Plague was one of the enduring facts of everyday life on the European continent, from earliest antiquity through the first decades of the eighteenth century. It represents one of the most important influences on the development of Europe’s society and culture. In order to understand the changing circumstances of the political, economic, ecclesiastical, artistic, and social history of that continent, it is important to understand epidemic disease and society’s response to it.

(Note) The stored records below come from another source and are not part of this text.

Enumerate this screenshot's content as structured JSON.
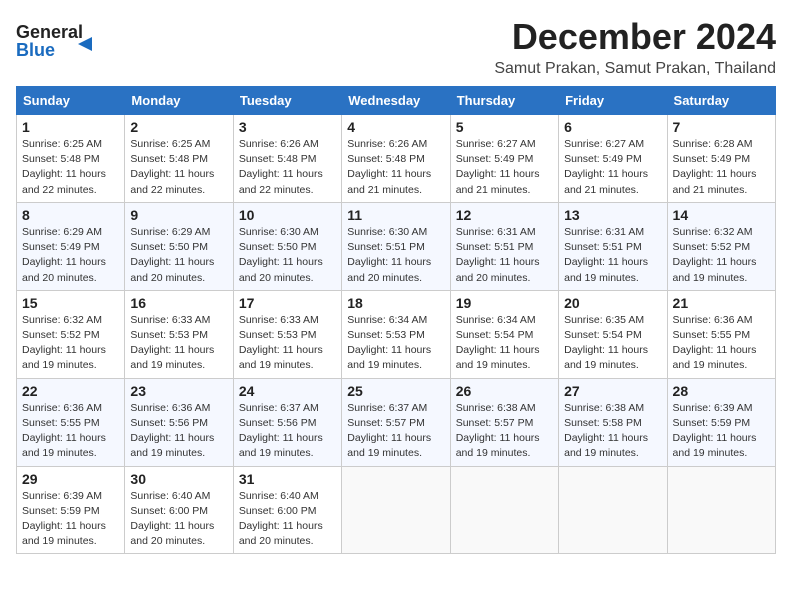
{
  "header": {
    "logo_general": "General",
    "logo_blue": "Blue",
    "title": "December 2024",
    "subtitle": "Samut Prakan, Samut Prakan, Thailand"
  },
  "weekdays": [
    "Sunday",
    "Monday",
    "Tuesday",
    "Wednesday",
    "Thursday",
    "Friday",
    "Saturday"
  ],
  "weeks": [
    [
      {
        "day": "1",
        "sunrise": "Sunrise: 6:25 AM",
        "sunset": "Sunset: 5:48 PM",
        "daylight": "Daylight: 11 hours and 22 minutes."
      },
      {
        "day": "2",
        "sunrise": "Sunrise: 6:25 AM",
        "sunset": "Sunset: 5:48 PM",
        "daylight": "Daylight: 11 hours and 22 minutes."
      },
      {
        "day": "3",
        "sunrise": "Sunrise: 6:26 AM",
        "sunset": "Sunset: 5:48 PM",
        "daylight": "Daylight: 11 hours and 22 minutes."
      },
      {
        "day": "4",
        "sunrise": "Sunrise: 6:26 AM",
        "sunset": "Sunset: 5:48 PM",
        "daylight": "Daylight: 11 hours and 21 minutes."
      },
      {
        "day": "5",
        "sunrise": "Sunrise: 6:27 AM",
        "sunset": "Sunset: 5:49 PM",
        "daylight": "Daylight: 11 hours and 21 minutes."
      },
      {
        "day": "6",
        "sunrise": "Sunrise: 6:27 AM",
        "sunset": "Sunset: 5:49 PM",
        "daylight": "Daylight: 11 hours and 21 minutes."
      },
      {
        "day": "7",
        "sunrise": "Sunrise: 6:28 AM",
        "sunset": "Sunset: 5:49 PM",
        "daylight": "Daylight: 11 hours and 21 minutes."
      }
    ],
    [
      {
        "day": "8",
        "sunrise": "Sunrise: 6:29 AM",
        "sunset": "Sunset: 5:49 PM",
        "daylight": "Daylight: 11 hours and 20 minutes."
      },
      {
        "day": "9",
        "sunrise": "Sunrise: 6:29 AM",
        "sunset": "Sunset: 5:50 PM",
        "daylight": "Daylight: 11 hours and 20 minutes."
      },
      {
        "day": "10",
        "sunrise": "Sunrise: 6:30 AM",
        "sunset": "Sunset: 5:50 PM",
        "daylight": "Daylight: 11 hours and 20 minutes."
      },
      {
        "day": "11",
        "sunrise": "Sunrise: 6:30 AM",
        "sunset": "Sunset: 5:51 PM",
        "daylight": "Daylight: 11 hours and 20 minutes."
      },
      {
        "day": "12",
        "sunrise": "Sunrise: 6:31 AM",
        "sunset": "Sunset: 5:51 PM",
        "daylight": "Daylight: 11 hours and 20 minutes."
      },
      {
        "day": "13",
        "sunrise": "Sunrise: 6:31 AM",
        "sunset": "Sunset: 5:51 PM",
        "daylight": "Daylight: 11 hours and 19 minutes."
      },
      {
        "day": "14",
        "sunrise": "Sunrise: 6:32 AM",
        "sunset": "Sunset: 5:52 PM",
        "daylight": "Daylight: 11 hours and 19 minutes."
      }
    ],
    [
      {
        "day": "15",
        "sunrise": "Sunrise: 6:32 AM",
        "sunset": "Sunset: 5:52 PM",
        "daylight": "Daylight: 11 hours and 19 minutes."
      },
      {
        "day": "16",
        "sunrise": "Sunrise: 6:33 AM",
        "sunset": "Sunset: 5:53 PM",
        "daylight": "Daylight: 11 hours and 19 minutes."
      },
      {
        "day": "17",
        "sunrise": "Sunrise: 6:33 AM",
        "sunset": "Sunset: 5:53 PM",
        "daylight": "Daylight: 11 hours and 19 minutes."
      },
      {
        "day": "18",
        "sunrise": "Sunrise: 6:34 AM",
        "sunset": "Sunset: 5:53 PM",
        "daylight": "Daylight: 11 hours and 19 minutes."
      },
      {
        "day": "19",
        "sunrise": "Sunrise: 6:34 AM",
        "sunset": "Sunset: 5:54 PM",
        "daylight": "Daylight: 11 hours and 19 minutes."
      },
      {
        "day": "20",
        "sunrise": "Sunrise: 6:35 AM",
        "sunset": "Sunset: 5:54 PM",
        "daylight": "Daylight: 11 hours and 19 minutes."
      },
      {
        "day": "21",
        "sunrise": "Sunrise: 6:36 AM",
        "sunset": "Sunset: 5:55 PM",
        "daylight": "Daylight: 11 hours and 19 minutes."
      }
    ],
    [
      {
        "day": "22",
        "sunrise": "Sunrise: 6:36 AM",
        "sunset": "Sunset: 5:55 PM",
        "daylight": "Daylight: 11 hours and 19 minutes."
      },
      {
        "day": "23",
        "sunrise": "Sunrise: 6:36 AM",
        "sunset": "Sunset: 5:56 PM",
        "daylight": "Daylight: 11 hours and 19 minutes."
      },
      {
        "day": "24",
        "sunrise": "Sunrise: 6:37 AM",
        "sunset": "Sunset: 5:56 PM",
        "daylight": "Daylight: 11 hours and 19 minutes."
      },
      {
        "day": "25",
        "sunrise": "Sunrise: 6:37 AM",
        "sunset": "Sunset: 5:57 PM",
        "daylight": "Daylight: 11 hours and 19 minutes."
      },
      {
        "day": "26",
        "sunrise": "Sunrise: 6:38 AM",
        "sunset": "Sunset: 5:57 PM",
        "daylight": "Daylight: 11 hours and 19 minutes."
      },
      {
        "day": "27",
        "sunrise": "Sunrise: 6:38 AM",
        "sunset": "Sunset: 5:58 PM",
        "daylight": "Daylight: 11 hours and 19 minutes."
      },
      {
        "day": "28",
        "sunrise": "Sunrise: 6:39 AM",
        "sunset": "Sunset: 5:59 PM",
        "daylight": "Daylight: 11 hours and 19 minutes."
      }
    ],
    [
      {
        "day": "29",
        "sunrise": "Sunrise: 6:39 AM",
        "sunset": "Sunset: 5:59 PM",
        "daylight": "Daylight: 11 hours and 19 minutes."
      },
      {
        "day": "30",
        "sunrise": "Sunrise: 6:40 AM",
        "sunset": "Sunset: 6:00 PM",
        "daylight": "Daylight: 11 hours and 20 minutes."
      },
      {
        "day": "31",
        "sunrise": "Sunrise: 6:40 AM",
        "sunset": "Sunset: 6:00 PM",
        "daylight": "Daylight: 11 hours and 20 minutes."
      },
      null,
      null,
      null,
      null
    ]
  ]
}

To date, the largest portion of scholarship about plague has focused on its political, economic, demographic, and medical aspects. This interdisciplinary volume offers greater coverage of the religious and the psychological dimensions of plague and of European society’s response to it through many centuries and over a wide geographical terrain, including Byzantium. This research draws extensively upon a wealth of primary sources, both printed and painted, and includes ample bibliographical reference to the most important secondary sources, providing much new insight into how generations of Europeans responded to this dread disease.